- _Dataset content_
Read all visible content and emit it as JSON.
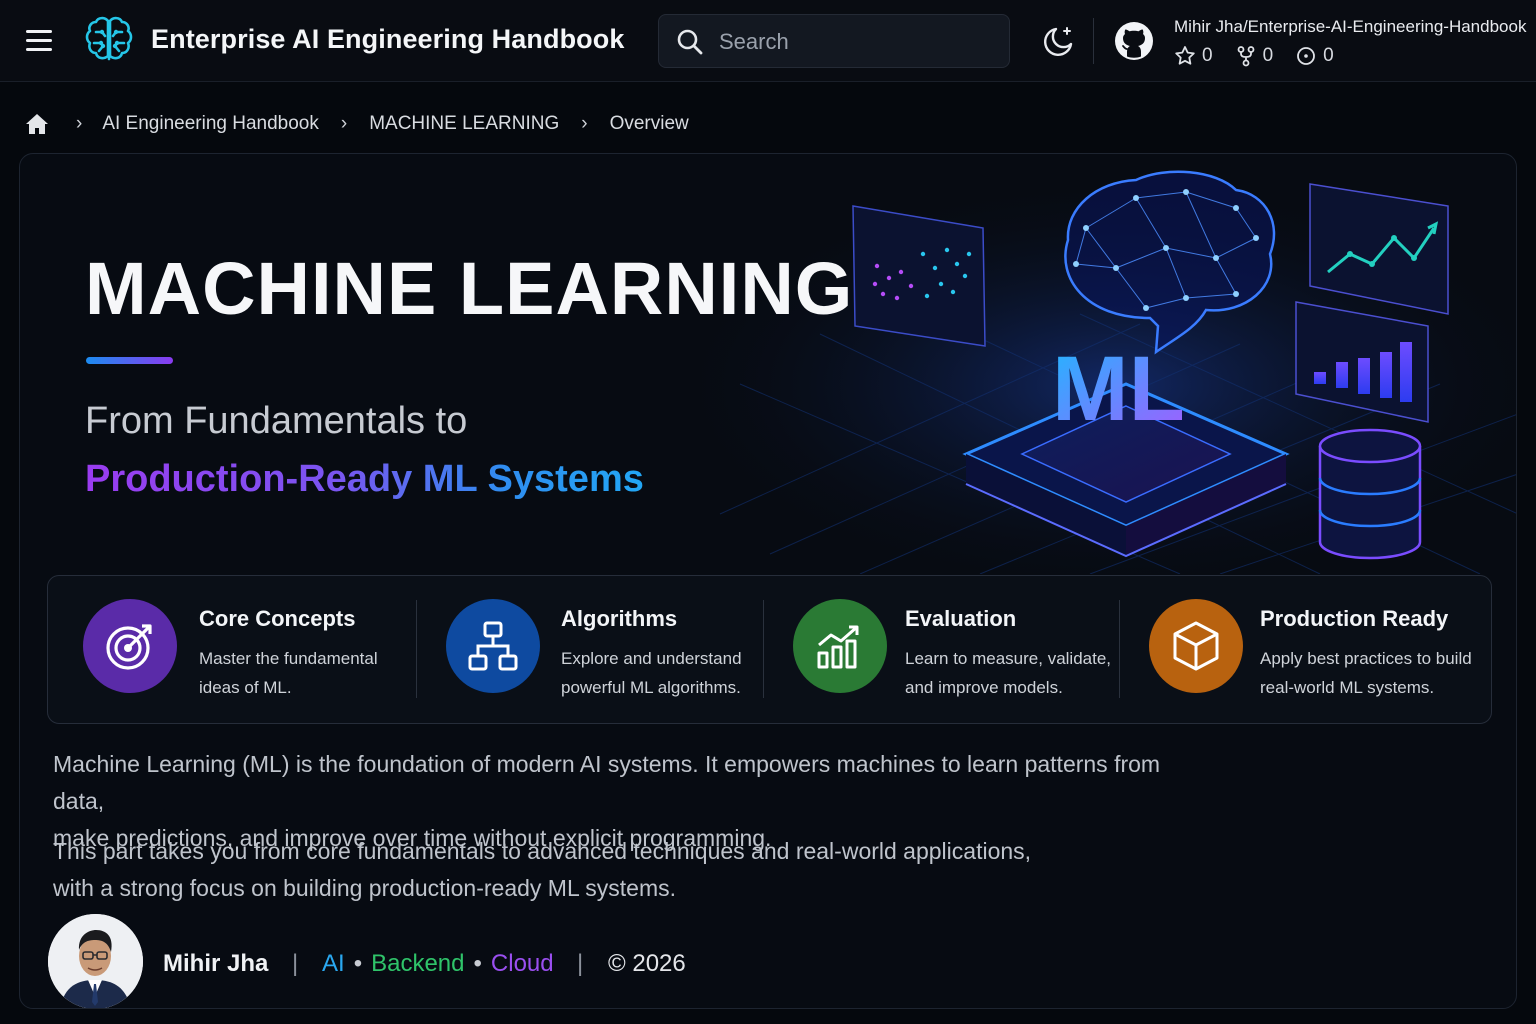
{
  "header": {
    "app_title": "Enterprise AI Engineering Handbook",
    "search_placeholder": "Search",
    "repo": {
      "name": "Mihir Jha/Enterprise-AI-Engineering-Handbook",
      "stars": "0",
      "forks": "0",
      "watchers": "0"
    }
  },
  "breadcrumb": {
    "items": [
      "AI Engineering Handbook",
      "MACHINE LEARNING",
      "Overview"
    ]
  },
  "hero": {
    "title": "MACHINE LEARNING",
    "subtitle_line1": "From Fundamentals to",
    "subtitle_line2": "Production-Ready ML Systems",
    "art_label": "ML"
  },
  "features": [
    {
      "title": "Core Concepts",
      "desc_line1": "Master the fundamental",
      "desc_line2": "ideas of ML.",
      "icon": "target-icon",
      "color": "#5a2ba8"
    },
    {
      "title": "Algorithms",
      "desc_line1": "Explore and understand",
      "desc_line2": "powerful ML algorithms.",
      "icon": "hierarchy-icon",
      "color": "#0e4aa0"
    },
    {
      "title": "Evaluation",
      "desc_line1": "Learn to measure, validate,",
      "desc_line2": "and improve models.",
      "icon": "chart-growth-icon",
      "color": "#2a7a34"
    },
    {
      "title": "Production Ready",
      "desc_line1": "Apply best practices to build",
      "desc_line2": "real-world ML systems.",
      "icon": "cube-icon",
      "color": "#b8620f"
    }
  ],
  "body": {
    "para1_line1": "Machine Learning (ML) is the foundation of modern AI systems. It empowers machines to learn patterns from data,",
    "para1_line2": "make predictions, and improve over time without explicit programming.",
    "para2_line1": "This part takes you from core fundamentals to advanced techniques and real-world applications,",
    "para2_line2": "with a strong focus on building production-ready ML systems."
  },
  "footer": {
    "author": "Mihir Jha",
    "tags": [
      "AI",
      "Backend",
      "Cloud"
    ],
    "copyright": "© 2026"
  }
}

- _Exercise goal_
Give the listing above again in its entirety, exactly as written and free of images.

- _Output below_
Read all visible content and emit it as JSON.
{
  "header": {
    "app_title": "Enterprise AI Engineering Handbook",
    "search_placeholder": "Search",
    "repo": {
      "name": "Mihir Jha/Enterprise-AI-Engineering-Handbook",
      "stars": "0",
      "forks": "0",
      "watchers": "0"
    }
  },
  "breadcrumb": {
    "items": [
      "AI Engineering Handbook",
      "MACHINE LEARNING",
      "Overview"
    ]
  },
  "hero": {
    "title": "MACHINE LEARNING",
    "subtitle_line1": "From Fundamentals to",
    "subtitle_line2": "Production-Ready ML Systems",
    "art_label": "ML"
  },
  "features": [
    {
      "title": "Core Concepts",
      "desc_line1": "Master the fundamental",
      "desc_line2": "ideas of ML.",
      "icon": "target-icon",
      "color": "#5a2ba8"
    },
    {
      "title": "Algorithms",
      "desc_line1": "Explore and understand",
      "desc_line2": "powerful ML algorithms.",
      "icon": "hierarchy-icon",
      "color": "#0e4aa0"
    },
    {
      "title": "Evaluation",
      "desc_line1": "Learn to measure, validate,",
      "desc_line2": "and improve models.",
      "icon": "chart-growth-icon",
      "color": "#2a7a34"
    },
    {
      "title": "Production Ready",
      "desc_line1": "Apply best practices to build",
      "desc_line2": "real-world ML systems.",
      "icon": "cube-icon",
      "color": "#b8620f"
    }
  ],
  "body": {
    "para1_line1": "Machine Learning (ML) is the foundation of modern AI systems. It empowers machines to learn patterns from data,",
    "para1_line2": "make predictions, and improve over time without explicit programming.",
    "para2_line1": "This part takes you from core fundamentals to advanced techniques and real-world applications,",
    "para2_line2": "with a strong focus on building production-ready ML systems."
  },
  "footer": {
    "author": "Mihir Jha",
    "tags": [
      "AI",
      "Backend",
      "Cloud"
    ],
    "copyright": "© 2026"
  }
}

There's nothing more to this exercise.